We moved through into the kitchen to roll out the dough and put the toppings on [aside: this was the MOST AWESOME company kitchen I had ever seen - gas range, giant stainless steel island, huge fridges (well stocked with delicious cheese etc!)... And a somewhat peculiar computer workstation in the corner. But still. Awesome.], so that we wouldn't mess up the boardroom. Marija got 6 volunteers for this stage, as the kitchen wasn't big enough for all of us... But I sneaked in with the camera. ;-) I really want jars of all good things, now... I can't imagine why I haven't already got a fridge full of olives and capers and artichokes and anchovies but I don't and I want! Topping the pizzas is the easy (and fun) part - and you can really do pretty much anything you like, though if you're stuck for inspiration the ones we made we all pretty good.

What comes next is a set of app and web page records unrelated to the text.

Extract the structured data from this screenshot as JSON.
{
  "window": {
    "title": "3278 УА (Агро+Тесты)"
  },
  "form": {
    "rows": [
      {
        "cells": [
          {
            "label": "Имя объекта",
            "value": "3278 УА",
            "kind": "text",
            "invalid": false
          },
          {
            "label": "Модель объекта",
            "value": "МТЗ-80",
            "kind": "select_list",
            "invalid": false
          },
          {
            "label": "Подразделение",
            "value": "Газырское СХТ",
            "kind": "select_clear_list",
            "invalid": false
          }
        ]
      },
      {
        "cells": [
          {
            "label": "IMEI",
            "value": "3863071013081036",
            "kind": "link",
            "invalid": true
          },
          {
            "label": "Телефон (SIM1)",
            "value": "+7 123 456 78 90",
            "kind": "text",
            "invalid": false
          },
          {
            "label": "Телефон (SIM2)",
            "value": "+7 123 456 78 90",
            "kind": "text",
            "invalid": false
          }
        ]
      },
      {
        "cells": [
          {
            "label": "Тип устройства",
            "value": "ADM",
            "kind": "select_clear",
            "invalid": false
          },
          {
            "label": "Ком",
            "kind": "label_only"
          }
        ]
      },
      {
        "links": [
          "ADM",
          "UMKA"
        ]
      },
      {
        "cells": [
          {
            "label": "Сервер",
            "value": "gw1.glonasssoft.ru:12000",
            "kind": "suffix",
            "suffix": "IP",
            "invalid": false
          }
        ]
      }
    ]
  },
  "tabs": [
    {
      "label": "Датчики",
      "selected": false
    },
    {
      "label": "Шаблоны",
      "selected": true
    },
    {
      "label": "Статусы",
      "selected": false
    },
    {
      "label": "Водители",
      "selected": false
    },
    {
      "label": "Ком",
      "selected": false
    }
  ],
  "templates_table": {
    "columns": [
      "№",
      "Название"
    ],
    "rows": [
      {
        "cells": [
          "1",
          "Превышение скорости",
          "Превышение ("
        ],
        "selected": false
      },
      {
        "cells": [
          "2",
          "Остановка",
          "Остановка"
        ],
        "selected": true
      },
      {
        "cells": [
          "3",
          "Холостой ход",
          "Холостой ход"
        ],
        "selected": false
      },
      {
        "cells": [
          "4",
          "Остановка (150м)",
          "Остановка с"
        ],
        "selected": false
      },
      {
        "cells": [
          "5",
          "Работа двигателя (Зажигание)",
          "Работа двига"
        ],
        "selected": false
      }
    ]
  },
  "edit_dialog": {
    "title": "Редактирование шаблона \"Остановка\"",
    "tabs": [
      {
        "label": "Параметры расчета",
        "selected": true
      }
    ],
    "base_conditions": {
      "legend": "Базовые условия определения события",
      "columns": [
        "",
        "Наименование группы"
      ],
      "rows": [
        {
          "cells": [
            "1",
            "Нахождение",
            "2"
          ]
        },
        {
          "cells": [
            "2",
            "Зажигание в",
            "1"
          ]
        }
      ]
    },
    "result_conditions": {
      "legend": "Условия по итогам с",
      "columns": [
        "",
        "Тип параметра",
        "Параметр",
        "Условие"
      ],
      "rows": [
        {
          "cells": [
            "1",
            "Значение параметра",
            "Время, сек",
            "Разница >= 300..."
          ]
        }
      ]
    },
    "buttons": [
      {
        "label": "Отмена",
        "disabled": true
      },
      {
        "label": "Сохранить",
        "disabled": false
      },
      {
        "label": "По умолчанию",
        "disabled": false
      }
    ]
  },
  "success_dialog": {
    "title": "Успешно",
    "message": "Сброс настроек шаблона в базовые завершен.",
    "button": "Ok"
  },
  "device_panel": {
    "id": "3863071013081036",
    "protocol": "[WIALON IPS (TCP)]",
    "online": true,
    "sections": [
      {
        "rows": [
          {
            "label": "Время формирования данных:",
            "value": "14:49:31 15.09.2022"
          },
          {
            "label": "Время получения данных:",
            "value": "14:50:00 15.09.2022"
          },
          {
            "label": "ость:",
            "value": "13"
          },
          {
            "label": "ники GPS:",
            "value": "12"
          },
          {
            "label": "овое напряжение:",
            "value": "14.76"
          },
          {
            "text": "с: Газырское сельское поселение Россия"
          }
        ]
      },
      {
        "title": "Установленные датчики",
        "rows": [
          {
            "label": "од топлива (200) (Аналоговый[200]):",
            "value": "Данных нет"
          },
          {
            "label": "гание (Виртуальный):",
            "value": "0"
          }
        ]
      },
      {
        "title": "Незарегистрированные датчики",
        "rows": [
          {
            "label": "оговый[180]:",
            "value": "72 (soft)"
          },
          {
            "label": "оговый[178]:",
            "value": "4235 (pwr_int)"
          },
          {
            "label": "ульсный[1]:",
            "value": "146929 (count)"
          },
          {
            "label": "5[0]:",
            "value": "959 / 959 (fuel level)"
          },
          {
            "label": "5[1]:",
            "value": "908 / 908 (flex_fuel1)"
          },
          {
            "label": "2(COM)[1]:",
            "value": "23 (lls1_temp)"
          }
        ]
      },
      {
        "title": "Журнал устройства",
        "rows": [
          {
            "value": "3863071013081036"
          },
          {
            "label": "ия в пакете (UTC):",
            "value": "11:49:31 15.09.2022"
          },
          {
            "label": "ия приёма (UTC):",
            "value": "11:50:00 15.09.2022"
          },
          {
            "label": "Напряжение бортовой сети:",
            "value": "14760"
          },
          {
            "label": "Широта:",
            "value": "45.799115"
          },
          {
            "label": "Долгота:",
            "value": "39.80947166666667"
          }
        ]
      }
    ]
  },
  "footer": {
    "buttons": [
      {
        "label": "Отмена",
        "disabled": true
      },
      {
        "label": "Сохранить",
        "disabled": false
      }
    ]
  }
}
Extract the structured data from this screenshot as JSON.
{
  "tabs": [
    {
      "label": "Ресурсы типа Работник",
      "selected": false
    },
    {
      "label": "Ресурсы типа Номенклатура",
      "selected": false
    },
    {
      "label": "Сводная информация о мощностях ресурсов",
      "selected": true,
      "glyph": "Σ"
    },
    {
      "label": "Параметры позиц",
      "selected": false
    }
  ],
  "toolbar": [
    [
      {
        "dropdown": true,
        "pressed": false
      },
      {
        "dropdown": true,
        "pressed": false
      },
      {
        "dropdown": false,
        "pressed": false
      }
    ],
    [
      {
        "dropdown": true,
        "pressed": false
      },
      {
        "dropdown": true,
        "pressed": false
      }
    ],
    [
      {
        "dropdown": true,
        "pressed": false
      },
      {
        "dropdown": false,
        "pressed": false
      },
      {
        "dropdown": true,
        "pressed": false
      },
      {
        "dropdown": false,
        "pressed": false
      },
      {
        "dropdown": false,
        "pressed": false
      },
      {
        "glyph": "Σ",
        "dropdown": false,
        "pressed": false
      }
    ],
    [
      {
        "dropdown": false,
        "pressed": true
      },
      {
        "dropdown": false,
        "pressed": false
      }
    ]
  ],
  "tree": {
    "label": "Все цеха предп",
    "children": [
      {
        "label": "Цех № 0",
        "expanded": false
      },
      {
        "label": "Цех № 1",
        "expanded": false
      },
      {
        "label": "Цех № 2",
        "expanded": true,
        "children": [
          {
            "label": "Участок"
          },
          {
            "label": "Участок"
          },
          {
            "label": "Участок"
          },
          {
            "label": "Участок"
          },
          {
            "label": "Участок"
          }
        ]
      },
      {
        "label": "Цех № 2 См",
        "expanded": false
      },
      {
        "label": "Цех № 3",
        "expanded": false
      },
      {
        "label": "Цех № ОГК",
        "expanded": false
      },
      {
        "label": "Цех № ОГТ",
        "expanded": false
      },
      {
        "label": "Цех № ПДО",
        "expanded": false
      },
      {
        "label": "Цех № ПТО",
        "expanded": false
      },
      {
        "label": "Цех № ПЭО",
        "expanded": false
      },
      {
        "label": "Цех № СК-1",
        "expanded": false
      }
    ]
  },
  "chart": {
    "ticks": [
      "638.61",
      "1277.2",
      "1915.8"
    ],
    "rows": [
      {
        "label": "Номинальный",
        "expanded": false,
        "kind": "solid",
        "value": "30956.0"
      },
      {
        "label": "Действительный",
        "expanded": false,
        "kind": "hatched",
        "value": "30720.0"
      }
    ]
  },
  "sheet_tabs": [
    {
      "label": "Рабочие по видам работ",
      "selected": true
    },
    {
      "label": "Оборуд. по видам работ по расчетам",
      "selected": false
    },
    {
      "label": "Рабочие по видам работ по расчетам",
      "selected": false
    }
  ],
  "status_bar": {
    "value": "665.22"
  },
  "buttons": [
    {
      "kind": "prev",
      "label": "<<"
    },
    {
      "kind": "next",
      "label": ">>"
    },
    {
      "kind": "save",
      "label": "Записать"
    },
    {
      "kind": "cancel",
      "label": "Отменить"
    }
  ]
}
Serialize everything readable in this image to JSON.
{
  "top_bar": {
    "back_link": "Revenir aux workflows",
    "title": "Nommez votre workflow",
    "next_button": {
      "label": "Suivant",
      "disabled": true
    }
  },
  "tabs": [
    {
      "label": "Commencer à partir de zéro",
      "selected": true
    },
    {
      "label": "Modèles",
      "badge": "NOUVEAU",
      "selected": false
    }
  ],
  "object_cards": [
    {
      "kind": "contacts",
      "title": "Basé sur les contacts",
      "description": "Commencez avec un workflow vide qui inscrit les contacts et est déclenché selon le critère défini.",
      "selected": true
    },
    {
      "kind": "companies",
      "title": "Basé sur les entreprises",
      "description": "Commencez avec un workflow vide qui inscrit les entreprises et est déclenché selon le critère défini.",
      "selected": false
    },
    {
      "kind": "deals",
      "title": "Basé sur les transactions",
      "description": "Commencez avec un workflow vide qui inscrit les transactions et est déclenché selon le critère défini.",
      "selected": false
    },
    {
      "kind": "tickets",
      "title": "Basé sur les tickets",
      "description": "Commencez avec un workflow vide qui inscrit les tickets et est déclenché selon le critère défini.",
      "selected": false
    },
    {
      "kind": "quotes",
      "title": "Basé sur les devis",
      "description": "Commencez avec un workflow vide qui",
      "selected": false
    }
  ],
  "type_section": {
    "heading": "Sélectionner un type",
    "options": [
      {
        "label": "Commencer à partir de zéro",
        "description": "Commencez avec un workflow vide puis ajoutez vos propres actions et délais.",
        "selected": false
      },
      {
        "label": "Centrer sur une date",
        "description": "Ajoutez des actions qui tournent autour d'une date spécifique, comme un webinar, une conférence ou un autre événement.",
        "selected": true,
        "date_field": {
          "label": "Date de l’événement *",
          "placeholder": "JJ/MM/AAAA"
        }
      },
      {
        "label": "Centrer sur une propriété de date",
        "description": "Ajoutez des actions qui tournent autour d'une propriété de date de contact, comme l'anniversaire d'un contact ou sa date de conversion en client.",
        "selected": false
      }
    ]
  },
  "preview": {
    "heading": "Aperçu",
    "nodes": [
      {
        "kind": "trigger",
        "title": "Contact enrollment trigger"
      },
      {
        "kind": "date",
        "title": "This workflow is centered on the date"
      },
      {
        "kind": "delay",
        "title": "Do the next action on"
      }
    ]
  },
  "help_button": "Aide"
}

The pizza stones were heating in the oven, and when the dough was sufficiently topped Marija and an assistant slid each onto a tray, then onto the waiting stone in the oven. They only take about 10 minutes to cook (which was good, because we were pretty ravenous by this stage, having been up to our elbows in dough and olives and so on) and are scrummy!
We also made tiramisu, something which I've written about before so won't go into detail here, but this is a super-scrummy dessert, and so easy to make - the perfect finale to our evening.
This also incorporated some audience participation - it was very hands on, and great fun.
When the pizzas came out they were gobbled so quickly I didn't get any photos of the finished product, except this lonely photo of one of the pizza breads. My favourite was the Napoli, but all of them were magnificent, with a fabulously crispy base - you just can't beat real pizza dough!
The tiramisu was also super delicious - what's not to like? ;-) Although it doesn't look spectacular on the plate I'm sure you can see all the delicious textures in there.
It was a fantastic night - we were glad we were allowed to attend, despite not being of the legal profession. Marija was a great teacher (if you're interested in attending one of her classes she teaches here and here, or you can email her directly to arrange your own class) and the food was delicious. And now we have a big bowl of dough so we can have Friday night pizza that is SO MUCH BETTER than takeaways. Win!
300ml tepid water
1 Tbsp sugar
1 Tbsp dry active yeast
500g high grade/00 flour
1 Tbsp salt
Dissolve sugar and yeast in half the water. Set aside for at least 5 minutes. Mix flour and salt together. Add the remaining water to the yeast, then pour the liquids into the dry ingredients. Using your hands, combine the ingredients, then knead the resulting dough for 10 minutes, or until the dough springs back when pressed.
Oil the bowl, then return dough to it and leave in a warm place to rise for 40 minutes (you can put it in the fridge to retard the rising if you say, make it in the morning for dinner).
Preheat the oven and pizza stone or tray to 220 C. Punch the air out of the dough and roll to preferred thickness (thicker will take a little longer to cook, up to your preference) and add toppings as desired. Sprinkle the pizza stone/tray with cornmeal and slide the topped pizza onto it (use another tray or board to move it to the oven), then bake for about 10 minutes, or until cooked. Makes two large pizzas.